:: Problem to work on ::
Scan the entries line by line and return those with "mbar".

Excerpts from a dataset
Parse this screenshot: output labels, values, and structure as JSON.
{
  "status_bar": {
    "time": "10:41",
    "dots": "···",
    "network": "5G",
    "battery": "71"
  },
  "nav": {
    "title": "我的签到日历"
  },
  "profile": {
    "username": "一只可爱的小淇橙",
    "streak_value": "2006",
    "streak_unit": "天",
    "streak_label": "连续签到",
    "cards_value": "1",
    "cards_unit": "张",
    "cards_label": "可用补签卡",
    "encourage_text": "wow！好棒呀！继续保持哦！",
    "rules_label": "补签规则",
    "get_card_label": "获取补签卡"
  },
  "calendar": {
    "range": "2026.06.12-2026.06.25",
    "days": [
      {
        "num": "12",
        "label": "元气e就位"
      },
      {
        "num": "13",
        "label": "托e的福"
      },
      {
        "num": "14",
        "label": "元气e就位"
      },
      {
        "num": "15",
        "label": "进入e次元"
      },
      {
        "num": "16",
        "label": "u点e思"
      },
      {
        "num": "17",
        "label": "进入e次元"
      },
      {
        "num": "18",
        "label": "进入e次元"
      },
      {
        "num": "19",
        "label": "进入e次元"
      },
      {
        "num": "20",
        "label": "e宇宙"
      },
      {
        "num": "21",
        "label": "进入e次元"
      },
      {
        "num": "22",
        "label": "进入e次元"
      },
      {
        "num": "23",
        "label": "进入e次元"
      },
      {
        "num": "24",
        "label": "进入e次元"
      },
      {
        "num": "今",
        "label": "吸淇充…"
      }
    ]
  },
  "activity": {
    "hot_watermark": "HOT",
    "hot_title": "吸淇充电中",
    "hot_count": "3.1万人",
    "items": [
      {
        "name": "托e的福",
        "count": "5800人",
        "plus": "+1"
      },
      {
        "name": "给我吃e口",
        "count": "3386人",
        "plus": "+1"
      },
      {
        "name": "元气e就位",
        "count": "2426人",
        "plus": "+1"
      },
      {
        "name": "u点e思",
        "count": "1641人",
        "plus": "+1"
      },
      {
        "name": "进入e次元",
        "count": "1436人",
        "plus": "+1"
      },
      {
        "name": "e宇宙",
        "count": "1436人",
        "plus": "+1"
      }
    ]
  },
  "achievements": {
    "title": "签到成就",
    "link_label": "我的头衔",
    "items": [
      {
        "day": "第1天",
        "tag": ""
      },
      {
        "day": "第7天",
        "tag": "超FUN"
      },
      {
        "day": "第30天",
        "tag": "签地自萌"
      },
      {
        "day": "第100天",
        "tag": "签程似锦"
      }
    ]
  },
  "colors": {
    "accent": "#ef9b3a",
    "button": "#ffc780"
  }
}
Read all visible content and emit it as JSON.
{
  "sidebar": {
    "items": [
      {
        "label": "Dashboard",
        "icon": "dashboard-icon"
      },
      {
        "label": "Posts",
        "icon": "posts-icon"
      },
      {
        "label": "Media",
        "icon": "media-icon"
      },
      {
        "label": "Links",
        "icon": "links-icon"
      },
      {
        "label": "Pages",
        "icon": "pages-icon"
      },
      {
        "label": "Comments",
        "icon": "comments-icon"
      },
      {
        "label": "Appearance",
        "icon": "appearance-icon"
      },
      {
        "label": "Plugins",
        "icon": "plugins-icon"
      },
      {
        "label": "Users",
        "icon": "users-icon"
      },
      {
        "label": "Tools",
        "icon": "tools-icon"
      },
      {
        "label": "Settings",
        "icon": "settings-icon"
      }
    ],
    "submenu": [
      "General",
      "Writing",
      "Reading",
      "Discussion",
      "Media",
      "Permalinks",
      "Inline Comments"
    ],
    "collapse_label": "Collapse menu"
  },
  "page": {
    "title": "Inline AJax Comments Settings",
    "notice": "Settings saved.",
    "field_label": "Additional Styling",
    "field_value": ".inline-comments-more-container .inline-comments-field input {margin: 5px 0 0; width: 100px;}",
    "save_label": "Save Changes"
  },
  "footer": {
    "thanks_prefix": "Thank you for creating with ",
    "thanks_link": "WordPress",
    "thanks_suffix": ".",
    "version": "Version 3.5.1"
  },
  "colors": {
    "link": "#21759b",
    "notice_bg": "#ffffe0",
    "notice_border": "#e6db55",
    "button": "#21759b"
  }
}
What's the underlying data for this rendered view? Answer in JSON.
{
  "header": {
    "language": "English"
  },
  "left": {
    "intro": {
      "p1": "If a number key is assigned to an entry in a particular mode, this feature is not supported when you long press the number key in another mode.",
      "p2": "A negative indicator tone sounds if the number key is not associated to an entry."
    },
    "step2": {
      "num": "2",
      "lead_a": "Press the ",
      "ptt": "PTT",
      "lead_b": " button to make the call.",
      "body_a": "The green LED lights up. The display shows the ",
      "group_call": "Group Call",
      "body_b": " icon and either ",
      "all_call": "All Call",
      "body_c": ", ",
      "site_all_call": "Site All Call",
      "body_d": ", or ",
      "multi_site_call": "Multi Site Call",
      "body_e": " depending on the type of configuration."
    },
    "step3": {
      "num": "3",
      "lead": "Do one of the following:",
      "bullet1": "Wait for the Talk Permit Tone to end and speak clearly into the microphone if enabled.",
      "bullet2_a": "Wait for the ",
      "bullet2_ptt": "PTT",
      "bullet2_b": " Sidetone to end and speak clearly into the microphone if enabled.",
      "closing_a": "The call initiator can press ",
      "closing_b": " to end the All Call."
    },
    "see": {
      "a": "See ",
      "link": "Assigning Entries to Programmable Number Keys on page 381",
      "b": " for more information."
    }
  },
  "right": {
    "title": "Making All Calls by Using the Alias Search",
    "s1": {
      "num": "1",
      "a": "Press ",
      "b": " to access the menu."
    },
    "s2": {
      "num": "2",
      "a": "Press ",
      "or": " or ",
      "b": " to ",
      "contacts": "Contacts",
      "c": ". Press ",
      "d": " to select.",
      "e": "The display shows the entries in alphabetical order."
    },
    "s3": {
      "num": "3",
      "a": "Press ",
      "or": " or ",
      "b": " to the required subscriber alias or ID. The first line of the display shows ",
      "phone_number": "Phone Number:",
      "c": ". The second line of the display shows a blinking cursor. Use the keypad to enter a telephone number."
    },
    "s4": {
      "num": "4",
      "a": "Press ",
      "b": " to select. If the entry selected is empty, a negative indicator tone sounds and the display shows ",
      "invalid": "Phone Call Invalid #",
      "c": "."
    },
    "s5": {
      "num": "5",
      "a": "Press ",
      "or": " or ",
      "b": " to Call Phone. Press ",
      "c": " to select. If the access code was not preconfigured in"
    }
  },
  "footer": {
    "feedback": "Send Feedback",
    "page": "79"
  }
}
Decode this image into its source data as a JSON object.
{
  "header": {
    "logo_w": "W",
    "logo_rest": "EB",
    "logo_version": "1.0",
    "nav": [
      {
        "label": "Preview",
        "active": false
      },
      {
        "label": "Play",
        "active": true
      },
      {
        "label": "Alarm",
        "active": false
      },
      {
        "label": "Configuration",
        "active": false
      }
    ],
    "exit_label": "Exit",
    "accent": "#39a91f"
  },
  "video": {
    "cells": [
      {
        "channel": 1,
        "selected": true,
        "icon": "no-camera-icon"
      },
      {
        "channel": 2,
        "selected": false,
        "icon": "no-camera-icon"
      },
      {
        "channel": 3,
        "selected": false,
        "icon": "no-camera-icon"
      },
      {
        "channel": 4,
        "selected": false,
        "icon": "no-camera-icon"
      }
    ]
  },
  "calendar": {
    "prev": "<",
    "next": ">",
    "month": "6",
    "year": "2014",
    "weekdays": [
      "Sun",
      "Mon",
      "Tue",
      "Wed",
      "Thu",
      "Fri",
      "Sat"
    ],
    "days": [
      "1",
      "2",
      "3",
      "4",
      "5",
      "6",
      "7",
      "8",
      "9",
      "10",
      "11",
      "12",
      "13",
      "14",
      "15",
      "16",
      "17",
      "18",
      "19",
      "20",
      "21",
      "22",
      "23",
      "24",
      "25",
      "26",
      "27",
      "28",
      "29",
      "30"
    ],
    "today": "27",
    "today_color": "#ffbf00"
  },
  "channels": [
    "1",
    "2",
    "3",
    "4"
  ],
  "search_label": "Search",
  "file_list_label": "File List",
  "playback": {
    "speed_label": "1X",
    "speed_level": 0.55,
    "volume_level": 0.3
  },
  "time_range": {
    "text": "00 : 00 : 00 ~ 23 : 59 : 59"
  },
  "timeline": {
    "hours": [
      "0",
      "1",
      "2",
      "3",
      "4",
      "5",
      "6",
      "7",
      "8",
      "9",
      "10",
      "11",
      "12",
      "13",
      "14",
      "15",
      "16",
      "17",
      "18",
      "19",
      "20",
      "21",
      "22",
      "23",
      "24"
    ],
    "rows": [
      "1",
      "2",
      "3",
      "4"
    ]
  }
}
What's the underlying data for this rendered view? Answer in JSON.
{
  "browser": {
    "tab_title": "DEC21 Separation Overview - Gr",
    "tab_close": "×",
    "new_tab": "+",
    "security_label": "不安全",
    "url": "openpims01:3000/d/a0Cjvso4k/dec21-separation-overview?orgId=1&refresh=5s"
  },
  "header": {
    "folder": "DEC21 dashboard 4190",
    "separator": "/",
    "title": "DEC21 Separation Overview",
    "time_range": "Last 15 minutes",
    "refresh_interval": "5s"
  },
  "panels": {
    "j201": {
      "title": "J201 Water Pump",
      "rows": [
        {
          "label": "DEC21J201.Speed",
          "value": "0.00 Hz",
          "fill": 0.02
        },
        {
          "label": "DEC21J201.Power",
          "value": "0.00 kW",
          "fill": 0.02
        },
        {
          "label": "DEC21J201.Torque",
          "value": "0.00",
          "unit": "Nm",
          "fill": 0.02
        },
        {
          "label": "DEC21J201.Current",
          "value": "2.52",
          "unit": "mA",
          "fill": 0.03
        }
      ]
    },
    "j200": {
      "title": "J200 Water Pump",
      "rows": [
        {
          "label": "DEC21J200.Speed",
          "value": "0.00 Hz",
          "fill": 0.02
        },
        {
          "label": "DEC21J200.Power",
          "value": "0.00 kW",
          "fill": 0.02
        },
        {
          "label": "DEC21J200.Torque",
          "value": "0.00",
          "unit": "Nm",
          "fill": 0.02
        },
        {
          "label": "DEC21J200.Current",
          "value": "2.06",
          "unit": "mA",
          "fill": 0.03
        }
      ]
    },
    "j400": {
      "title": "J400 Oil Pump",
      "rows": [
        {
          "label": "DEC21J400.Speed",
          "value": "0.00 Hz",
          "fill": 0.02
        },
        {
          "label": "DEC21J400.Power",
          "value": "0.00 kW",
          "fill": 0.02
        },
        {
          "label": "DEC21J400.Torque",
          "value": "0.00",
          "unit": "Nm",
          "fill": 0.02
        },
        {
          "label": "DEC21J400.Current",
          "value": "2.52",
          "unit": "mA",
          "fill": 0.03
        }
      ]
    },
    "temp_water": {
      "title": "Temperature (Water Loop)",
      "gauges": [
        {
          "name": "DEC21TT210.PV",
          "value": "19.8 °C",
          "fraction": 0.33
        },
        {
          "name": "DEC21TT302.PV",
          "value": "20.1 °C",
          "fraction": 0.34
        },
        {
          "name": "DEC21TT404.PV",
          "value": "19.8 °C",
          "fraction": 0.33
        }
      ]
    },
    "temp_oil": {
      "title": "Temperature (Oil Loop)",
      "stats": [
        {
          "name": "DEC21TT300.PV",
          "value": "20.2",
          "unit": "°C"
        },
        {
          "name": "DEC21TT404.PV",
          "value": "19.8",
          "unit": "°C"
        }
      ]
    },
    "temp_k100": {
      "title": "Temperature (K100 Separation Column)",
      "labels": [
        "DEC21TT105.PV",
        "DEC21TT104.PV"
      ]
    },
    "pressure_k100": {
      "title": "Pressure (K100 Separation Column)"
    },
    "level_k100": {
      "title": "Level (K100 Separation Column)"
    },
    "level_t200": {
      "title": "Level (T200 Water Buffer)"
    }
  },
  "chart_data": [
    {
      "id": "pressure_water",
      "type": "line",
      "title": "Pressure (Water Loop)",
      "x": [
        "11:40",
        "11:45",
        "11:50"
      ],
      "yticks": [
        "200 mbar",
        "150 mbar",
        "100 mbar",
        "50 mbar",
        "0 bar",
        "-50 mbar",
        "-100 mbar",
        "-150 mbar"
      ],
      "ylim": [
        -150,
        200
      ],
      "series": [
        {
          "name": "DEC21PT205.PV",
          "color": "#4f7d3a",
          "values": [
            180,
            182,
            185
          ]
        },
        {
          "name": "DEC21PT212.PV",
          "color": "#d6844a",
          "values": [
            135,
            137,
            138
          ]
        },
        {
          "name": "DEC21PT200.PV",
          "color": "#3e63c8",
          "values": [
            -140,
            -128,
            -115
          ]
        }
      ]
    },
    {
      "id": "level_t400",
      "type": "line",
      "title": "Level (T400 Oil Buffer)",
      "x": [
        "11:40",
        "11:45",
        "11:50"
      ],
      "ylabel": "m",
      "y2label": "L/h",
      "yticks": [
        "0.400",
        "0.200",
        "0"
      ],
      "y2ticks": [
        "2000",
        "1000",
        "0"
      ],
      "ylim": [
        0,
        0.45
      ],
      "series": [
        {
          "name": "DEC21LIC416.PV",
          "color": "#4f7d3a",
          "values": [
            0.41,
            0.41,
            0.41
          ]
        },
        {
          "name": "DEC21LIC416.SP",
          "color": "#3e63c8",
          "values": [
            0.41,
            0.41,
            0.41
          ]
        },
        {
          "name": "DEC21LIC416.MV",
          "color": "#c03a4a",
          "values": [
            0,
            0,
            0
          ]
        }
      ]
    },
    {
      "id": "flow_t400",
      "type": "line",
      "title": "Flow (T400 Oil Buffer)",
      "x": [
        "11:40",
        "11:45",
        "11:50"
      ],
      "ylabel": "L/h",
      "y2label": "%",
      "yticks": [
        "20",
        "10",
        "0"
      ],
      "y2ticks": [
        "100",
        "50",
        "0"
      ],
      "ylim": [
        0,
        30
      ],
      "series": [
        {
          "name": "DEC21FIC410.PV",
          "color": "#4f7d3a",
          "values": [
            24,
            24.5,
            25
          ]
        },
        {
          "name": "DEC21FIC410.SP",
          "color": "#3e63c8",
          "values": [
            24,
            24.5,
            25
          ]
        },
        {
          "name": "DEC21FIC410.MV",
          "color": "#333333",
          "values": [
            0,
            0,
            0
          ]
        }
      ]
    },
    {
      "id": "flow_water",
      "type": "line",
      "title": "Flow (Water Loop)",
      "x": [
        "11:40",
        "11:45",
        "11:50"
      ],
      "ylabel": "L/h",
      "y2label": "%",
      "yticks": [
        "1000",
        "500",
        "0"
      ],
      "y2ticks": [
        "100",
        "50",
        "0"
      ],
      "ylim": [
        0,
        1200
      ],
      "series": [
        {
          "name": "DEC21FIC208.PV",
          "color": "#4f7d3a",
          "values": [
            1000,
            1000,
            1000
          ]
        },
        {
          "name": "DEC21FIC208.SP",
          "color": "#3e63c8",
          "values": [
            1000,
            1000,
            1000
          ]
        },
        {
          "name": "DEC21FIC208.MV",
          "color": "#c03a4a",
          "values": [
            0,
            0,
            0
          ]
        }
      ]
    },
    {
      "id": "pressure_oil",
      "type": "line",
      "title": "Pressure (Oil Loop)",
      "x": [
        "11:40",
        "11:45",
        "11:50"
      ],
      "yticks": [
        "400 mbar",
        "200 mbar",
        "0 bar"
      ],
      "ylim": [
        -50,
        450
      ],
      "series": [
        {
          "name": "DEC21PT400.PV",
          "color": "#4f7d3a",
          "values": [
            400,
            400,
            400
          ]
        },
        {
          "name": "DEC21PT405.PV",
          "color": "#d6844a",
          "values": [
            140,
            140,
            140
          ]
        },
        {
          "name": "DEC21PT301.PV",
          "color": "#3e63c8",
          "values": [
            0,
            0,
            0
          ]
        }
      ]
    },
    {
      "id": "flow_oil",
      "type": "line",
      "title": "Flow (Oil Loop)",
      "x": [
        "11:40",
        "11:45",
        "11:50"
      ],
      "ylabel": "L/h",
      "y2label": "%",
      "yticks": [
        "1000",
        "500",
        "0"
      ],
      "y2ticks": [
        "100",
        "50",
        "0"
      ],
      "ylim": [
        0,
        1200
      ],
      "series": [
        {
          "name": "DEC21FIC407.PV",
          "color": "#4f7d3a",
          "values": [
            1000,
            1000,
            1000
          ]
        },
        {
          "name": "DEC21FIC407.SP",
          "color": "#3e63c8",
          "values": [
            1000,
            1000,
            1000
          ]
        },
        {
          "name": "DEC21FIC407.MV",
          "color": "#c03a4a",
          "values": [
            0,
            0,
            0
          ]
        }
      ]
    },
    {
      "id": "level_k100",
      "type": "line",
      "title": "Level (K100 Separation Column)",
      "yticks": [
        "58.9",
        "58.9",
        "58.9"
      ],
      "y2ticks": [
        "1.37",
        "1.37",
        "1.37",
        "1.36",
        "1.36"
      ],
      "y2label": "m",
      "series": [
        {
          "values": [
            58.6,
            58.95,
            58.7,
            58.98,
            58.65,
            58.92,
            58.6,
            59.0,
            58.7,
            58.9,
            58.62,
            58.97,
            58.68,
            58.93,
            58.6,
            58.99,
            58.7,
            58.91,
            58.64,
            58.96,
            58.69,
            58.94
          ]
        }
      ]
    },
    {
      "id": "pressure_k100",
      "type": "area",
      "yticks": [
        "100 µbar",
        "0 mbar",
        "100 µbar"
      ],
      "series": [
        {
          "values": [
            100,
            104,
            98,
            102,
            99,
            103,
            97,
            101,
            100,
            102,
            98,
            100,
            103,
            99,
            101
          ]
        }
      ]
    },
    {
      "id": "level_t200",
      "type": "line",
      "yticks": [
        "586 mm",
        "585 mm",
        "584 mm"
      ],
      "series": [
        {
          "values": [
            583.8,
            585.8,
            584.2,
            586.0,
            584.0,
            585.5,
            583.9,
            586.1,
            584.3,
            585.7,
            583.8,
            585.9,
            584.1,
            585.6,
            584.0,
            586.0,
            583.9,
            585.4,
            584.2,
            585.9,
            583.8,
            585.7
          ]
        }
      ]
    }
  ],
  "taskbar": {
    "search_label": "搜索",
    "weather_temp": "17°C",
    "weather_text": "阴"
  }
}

:: Solution for this problem ::
        "200 mbar",
        "150 mbar",
        "100 mbar",
        "50 mbar",
        "-50 mbar",
        "-100 mbar",
        "-150 mbar"
        "400 mbar",
        "200 mbar",
        "0 mbar",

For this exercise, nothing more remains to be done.